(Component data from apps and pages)
"""

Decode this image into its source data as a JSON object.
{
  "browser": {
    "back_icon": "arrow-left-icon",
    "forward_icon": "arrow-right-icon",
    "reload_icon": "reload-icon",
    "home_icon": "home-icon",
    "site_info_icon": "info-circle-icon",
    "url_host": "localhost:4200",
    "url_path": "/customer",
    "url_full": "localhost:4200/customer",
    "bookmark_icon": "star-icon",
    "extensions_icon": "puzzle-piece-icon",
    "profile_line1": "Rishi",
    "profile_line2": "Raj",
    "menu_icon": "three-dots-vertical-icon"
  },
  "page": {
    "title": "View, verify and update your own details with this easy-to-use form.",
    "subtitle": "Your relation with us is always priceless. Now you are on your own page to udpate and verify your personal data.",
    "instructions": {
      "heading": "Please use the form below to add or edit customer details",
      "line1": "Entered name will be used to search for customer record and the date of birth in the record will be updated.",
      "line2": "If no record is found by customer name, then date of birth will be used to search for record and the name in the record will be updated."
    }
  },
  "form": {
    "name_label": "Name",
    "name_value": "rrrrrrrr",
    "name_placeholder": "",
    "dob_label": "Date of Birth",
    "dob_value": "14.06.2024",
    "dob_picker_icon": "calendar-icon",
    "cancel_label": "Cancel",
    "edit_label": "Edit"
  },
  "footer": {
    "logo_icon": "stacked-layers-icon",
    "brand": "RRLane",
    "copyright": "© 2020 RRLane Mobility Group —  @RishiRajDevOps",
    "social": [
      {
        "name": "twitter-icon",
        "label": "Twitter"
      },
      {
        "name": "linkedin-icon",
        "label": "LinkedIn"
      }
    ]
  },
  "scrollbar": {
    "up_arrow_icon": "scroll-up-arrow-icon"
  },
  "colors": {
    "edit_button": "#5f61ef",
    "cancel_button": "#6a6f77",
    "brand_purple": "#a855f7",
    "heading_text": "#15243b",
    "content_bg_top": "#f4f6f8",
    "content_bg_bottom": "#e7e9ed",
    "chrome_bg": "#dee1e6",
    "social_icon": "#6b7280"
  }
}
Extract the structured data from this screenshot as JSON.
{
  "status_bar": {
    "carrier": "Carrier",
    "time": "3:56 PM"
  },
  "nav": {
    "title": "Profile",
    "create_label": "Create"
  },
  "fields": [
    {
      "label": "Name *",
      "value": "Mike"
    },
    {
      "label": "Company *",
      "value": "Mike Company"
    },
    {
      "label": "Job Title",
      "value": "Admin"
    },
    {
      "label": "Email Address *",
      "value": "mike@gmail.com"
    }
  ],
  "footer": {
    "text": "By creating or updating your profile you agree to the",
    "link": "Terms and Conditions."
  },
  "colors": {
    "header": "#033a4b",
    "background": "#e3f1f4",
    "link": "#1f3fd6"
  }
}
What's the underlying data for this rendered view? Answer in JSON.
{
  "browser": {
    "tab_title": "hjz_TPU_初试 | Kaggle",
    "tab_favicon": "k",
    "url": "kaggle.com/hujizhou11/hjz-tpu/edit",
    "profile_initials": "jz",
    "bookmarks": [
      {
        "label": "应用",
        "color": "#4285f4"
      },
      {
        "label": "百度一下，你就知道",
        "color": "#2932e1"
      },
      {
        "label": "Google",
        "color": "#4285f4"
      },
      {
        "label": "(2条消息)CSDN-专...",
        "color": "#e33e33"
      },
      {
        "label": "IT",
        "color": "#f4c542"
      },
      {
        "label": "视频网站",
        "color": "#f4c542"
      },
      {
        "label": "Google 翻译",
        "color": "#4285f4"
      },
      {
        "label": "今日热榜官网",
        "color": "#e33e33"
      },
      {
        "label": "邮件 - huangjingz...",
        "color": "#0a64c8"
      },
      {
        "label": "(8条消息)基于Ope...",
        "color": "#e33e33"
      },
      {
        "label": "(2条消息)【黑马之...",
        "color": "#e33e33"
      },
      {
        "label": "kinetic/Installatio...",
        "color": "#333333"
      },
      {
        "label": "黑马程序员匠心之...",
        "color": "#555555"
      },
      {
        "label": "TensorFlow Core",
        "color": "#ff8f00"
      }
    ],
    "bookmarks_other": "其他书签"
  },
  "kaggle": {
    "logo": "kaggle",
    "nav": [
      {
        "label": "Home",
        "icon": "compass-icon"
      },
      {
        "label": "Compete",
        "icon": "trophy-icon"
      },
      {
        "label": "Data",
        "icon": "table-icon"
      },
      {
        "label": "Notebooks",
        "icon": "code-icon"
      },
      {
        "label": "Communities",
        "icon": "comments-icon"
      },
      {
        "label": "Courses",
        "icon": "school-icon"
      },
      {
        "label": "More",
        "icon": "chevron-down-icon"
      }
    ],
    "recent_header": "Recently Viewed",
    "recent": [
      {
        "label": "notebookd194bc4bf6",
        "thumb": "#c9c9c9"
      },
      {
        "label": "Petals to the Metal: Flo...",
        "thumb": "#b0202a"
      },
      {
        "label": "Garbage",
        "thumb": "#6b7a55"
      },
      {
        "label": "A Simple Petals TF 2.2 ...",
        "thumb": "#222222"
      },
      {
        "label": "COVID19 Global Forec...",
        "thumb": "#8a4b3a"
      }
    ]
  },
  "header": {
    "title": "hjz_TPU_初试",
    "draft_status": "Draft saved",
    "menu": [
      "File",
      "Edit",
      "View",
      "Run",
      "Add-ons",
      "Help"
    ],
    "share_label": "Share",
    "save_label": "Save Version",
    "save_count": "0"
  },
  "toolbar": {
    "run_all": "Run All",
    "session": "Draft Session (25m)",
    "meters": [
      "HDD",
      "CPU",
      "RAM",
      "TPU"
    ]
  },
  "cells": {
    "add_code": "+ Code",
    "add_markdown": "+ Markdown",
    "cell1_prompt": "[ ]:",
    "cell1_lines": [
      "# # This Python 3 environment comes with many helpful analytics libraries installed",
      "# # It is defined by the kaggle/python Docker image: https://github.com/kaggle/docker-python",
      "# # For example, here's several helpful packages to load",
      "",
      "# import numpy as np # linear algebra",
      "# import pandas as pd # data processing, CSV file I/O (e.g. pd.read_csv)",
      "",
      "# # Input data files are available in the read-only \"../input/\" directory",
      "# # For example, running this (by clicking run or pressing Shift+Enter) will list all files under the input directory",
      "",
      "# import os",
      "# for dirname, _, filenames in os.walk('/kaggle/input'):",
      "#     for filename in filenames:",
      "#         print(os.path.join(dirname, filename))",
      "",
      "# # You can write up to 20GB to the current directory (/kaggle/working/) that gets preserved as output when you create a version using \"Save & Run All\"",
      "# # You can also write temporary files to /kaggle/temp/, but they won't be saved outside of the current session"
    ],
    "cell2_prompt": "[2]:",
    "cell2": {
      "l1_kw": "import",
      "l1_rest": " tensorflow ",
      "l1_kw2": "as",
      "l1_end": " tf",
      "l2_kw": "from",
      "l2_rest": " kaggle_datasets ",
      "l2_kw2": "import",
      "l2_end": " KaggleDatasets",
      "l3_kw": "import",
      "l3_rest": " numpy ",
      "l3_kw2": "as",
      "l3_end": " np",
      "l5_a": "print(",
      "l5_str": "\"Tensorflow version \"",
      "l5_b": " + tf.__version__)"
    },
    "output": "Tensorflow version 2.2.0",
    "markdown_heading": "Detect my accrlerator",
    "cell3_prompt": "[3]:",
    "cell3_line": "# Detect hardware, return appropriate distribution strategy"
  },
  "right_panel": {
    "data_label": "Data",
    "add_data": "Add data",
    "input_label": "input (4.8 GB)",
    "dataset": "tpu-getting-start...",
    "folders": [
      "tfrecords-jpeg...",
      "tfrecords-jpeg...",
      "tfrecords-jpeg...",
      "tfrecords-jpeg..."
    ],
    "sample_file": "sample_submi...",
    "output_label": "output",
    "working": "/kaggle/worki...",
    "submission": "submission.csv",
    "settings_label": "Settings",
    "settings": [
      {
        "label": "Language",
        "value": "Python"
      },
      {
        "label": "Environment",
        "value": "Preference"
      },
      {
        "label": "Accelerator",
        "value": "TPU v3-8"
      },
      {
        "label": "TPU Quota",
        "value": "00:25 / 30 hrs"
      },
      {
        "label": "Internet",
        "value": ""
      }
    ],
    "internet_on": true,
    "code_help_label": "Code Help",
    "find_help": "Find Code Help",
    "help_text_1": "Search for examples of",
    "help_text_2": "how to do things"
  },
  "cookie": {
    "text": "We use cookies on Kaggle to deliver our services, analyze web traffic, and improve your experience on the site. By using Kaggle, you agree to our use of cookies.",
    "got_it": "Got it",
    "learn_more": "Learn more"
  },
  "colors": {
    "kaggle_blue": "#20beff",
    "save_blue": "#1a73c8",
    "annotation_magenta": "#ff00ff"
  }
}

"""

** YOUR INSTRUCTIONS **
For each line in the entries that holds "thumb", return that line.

** ANSWER SECTION **
        "thumb": "#c9c9c9"
        "thumb": "#b0202a"
        "thumb": "#6b7a55"
        "thumb": "#222222"
        "thumb": "#8a4b3a"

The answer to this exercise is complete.